|Occurred : 7/14/2004 00:00 (Entered as : 07/14/1904 0:00)
Reported: 9/8/2004 3:20:44 PM 15:20
Location: Toronto (Canada), ON
|Three not particularly exciting events recounted just for the record:
I first submitted this in mid-July but for some reason it didn't appear on the database so here it is again (by the way, I enter 04 as the year but as soon as I tab to the next box it changes to 1904; I go back and change it to 2004 but it changes again. Mac OSX, Mozilla browser).
1. July 14 midnight Saw a dim satellite or other orbiting object travel from SW to NE overhead at typical satellite speed in a clear sky (clear for Toronto, that is). The only notable thing about this was that I couldn't match it to any entry on the Heavens-Above! website for satellite spotters. But it wouldn't surprise me if a lot of junk floating around up there isn't mentioned on that site.
2. July 14 0005 Saw another very dim 'satellite' overhead travelling northward. Average satellite speed, but still in a clear sky and just vanished after a couple of seconds (going northwards so it wasn't entering Earth's shadow). For ten or fifteen seconds after that a small dim point of light, same brightness, seemed to pop up for an instant in the same general area, then popped up again in a slightly different part of the sky (i.e. less than the palm of an outstretched hand). This happened seven or eight times and reminded me of an optometrist's test for blind spots. The flashes of light were so faint I have to admit to the possibility that my eyes were deceiving me, although I definitely saw the moving object that started the sequence off.
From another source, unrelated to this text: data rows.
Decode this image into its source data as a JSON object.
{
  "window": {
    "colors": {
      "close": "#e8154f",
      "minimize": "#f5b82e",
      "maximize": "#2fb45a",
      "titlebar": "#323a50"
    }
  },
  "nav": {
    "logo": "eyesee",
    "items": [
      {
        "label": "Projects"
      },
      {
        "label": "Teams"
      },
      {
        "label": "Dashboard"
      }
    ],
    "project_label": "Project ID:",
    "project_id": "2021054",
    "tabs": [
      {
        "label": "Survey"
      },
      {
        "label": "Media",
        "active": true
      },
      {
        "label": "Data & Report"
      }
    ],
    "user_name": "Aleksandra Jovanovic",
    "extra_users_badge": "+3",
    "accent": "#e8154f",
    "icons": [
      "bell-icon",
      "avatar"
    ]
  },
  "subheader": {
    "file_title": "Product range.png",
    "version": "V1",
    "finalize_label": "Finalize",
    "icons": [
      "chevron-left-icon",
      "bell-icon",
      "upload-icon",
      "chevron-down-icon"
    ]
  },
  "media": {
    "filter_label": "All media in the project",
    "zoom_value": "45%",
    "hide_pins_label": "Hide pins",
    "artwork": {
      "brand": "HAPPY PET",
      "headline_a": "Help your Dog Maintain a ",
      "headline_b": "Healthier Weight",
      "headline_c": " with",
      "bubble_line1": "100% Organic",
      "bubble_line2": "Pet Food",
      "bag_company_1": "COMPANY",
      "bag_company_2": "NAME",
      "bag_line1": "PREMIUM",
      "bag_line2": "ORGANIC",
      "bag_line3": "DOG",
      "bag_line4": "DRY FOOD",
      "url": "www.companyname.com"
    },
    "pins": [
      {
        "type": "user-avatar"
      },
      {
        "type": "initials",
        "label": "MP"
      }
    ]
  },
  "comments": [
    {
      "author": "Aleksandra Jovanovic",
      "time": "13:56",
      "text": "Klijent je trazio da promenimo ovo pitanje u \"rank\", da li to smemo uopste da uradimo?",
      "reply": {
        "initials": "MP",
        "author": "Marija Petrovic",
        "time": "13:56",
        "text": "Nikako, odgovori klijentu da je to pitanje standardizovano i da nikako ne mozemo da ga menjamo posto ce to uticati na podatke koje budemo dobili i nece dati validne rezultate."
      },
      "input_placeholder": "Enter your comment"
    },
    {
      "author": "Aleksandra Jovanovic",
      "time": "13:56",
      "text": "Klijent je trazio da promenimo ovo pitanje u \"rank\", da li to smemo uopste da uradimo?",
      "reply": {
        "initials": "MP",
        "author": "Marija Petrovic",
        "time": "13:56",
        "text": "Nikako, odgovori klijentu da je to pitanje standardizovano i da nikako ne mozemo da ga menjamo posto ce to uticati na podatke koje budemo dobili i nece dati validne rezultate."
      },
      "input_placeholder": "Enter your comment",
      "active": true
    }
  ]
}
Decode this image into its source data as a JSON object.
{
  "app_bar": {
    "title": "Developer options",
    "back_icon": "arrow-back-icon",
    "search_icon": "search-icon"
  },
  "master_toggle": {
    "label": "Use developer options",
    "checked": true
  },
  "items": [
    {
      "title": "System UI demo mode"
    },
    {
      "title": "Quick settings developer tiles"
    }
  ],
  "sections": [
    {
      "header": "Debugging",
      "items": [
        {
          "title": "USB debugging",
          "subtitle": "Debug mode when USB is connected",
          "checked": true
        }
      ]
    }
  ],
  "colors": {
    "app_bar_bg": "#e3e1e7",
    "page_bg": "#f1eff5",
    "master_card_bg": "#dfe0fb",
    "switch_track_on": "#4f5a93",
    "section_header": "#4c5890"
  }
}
3. July 14 0010 Saw a brilliant spot of light (Venus x 2 in magnitude) travel from NE to SW, covering about the 60 degrees of sky visible between buildings and trees in a fraction of a second, seemingly at the same altitude. Possibly just a meteor or re-entering space junk, but notable for the fact that it was just slow enough to be seen as a point of light rather than a streak and also for the fact that it didn't leave even the hint of a trail as one might expect for such a bright light.
As I say, not particularly exciting but may correlate with information provided by others.